A SENIOR Borders councillor says she was “shocked” by the content of some questions included in a Scottish Government questionnaire for young people.

Concerns over the Health and Wellbeing Census were raised back in December, with First Minister Nicola Sturgeon defending the decision to ask school pupils about topics including sexual experiences, drugs and alcohol.

And the matter was raised during the open questions section of last week’s Scottish Borders Council (SBC) meeting.

Galashiels representative Harry Scott said that a former teacher had been in touch with him to say that asking teenagers about their sexual activity is “wholly inappropriate”.

The councillor asked SBC’s executive member for children and young people, Carol Hamilton, if the local authority was planning to take part in the census.

Confirming that the council would be, Ms Hamilton, of the Conservatives, said: “The Health and Wellbeing Census is provided to support planning of appropriate levels of services and resource to support young people based on needs identified themselves.

“I think we were all surprised and shocked when we saw the content of the questions and the age group they were targeting.”

The East Berwickshire representative said that it is up to SBC what questions they ask.

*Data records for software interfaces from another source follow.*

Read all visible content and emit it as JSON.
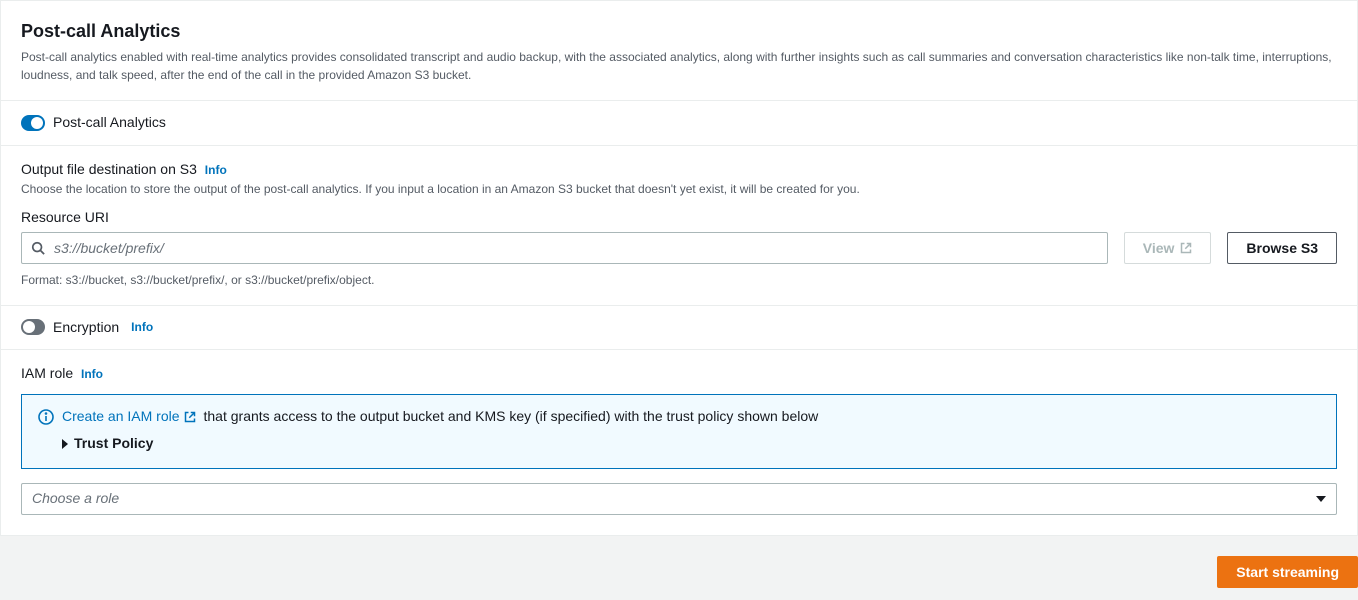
{
  "panel": {
    "title": "Post-call Analytics",
    "description": "Post-call analytics enabled with real-time analytics provides consolidated transcript and audio backup, with the associated analytics, along with further insights such as call summaries and conversation characteristics like non-talk time, interruptions, loudness, and talk speed, after the end of the call in the provided Amazon S3 bucket."
  },
  "toggle_analytics": {
    "label": "Post-call Analytics",
    "on": true
  },
  "output_dest": {
    "label": "Output file destination on S3",
    "info": "Info",
    "hint": "Choose the location to store the output of the post-call analytics. If you input a location in an Amazon S3 bucket that doesn't yet exist, it will be created for you.",
    "resource_label": "Resource URI",
    "placeholder": "s3://bucket/prefix/",
    "view_btn": "View",
    "browse_btn": "Browse S3",
    "format_note": "Format: s3://bucket, s3://bucket/prefix/, or s3://bucket/prefix/object."
  },
  "encryption": {
    "label": "Encryption",
    "info": "Info",
    "on": false
  },
  "iam": {
    "label": "IAM role",
    "info": "Info",
    "create_link": "Create an IAM role",
    "create_suffix": "that grants access to the output bucket and KMS key (if specified) with the trust policy shown below",
    "trust_label": "Trust Policy",
    "select_placeholder": "Choose a role"
  },
  "footer": {
    "start_btn": "Start streaming"
  }
}
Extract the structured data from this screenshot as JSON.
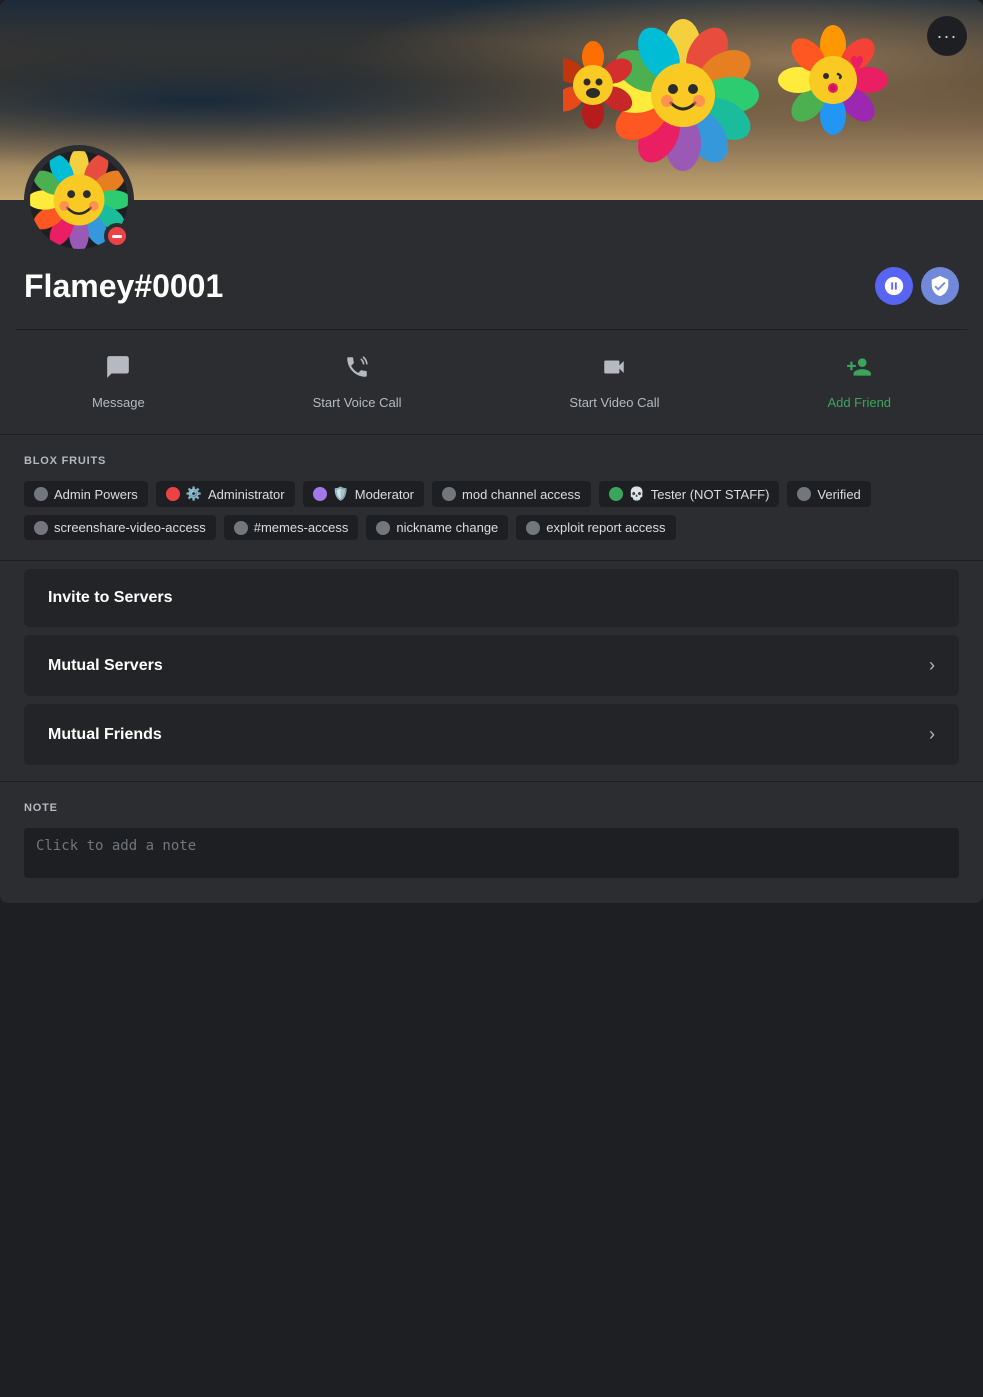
{
  "profile": {
    "username": "Flamey",
    "discriminator": "#0001",
    "avatar_emoji": "🌸",
    "status": "dnd"
  },
  "more_button": "···",
  "actions": [
    {
      "id": "message",
      "label": "Message",
      "icon": "💬",
      "green": false
    },
    {
      "id": "voice",
      "label": "Start Voice Call",
      "icon": "📞",
      "green": false
    },
    {
      "id": "video",
      "label": "Start Video Call",
      "icon": "📹",
      "green": false
    },
    {
      "id": "friend",
      "label": "Add Friend",
      "icon": "👤+",
      "green": true
    }
  ],
  "roles_section": {
    "title": "BLOX FRUITS",
    "roles": [
      {
        "id": "admin-powers",
        "label": "Admin Powers",
        "dot_color": "#72767d",
        "emoji": null
      },
      {
        "id": "administrator",
        "label": "Administrator",
        "dot_color": "#ed4245",
        "emoji": "⚙️"
      },
      {
        "id": "moderator",
        "label": "Moderator",
        "dot_color": "#a277e8",
        "emoji": "🛡️"
      },
      {
        "id": "mod-channel",
        "label": "mod channel access",
        "dot_color": "#72767d",
        "emoji": null
      },
      {
        "id": "tester",
        "label": "Tester (NOT STAFF)",
        "dot_color": "#3ba55c",
        "emoji": "💀"
      },
      {
        "id": "verified",
        "label": "Verified",
        "dot_color": "#72767d",
        "emoji": null
      },
      {
        "id": "screenshare",
        "label": "screenshare-video-access",
        "dot_color": "#72767d",
        "emoji": null
      },
      {
        "id": "memes-access",
        "label": "#memes-access",
        "dot_color": "#72767d",
        "emoji": null
      },
      {
        "id": "nickname-change",
        "label": "nickname change",
        "dot_color": "#72767d",
        "emoji": null
      },
      {
        "id": "exploit-report",
        "label": "exploit report access",
        "dot_color": "#72767d",
        "emoji": null
      }
    ]
  },
  "collapsibles": [
    {
      "id": "invite-servers",
      "label": "Invite to Servers",
      "has_chevron": false
    },
    {
      "id": "mutual-servers",
      "label": "Mutual Servers",
      "has_chevron": true
    },
    {
      "id": "mutual-friends",
      "label": "Mutual Friends",
      "has_chevron": true
    }
  ],
  "note": {
    "title": "NOTE",
    "placeholder": "Click to add a note"
  }
}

She added that councillors would be consulted before the questions go out to children in the region.

Mr Scott said: “The arguments for and against could be argued forever but as Ms Hamilton said some of these questions are quite intimate and quite personal.”

He said that it should be made clear to all participants that the questionnaire is not anonymous.

By law, councils and their partners are required to plan for children’s services for their local area.

Responses to the survey will be shared with government analysts using “secure transfer systems”.

A government spokesperson said that individual children and young people “will never be identified from any published findings”.

Responding to concerns in December at First Minister’s Questions, Ms Sturgeon said: “We have two choices. Either we can bury our heads in the sand and pretend that young people are not exposed to the issues or the pressures that we know they are exposed to – or we can seek to properly understand the reality young people face and then provide them with the guidance, the advice and the services they need to make safe, healthy and positive decisions.

“I choose the latter.”

She added: “This is a voluntary survey. Any parent can refuse to give consent and of course, any young person can opt not to take part in the survey or to skip a particular question in the survey. It is not mandatory.”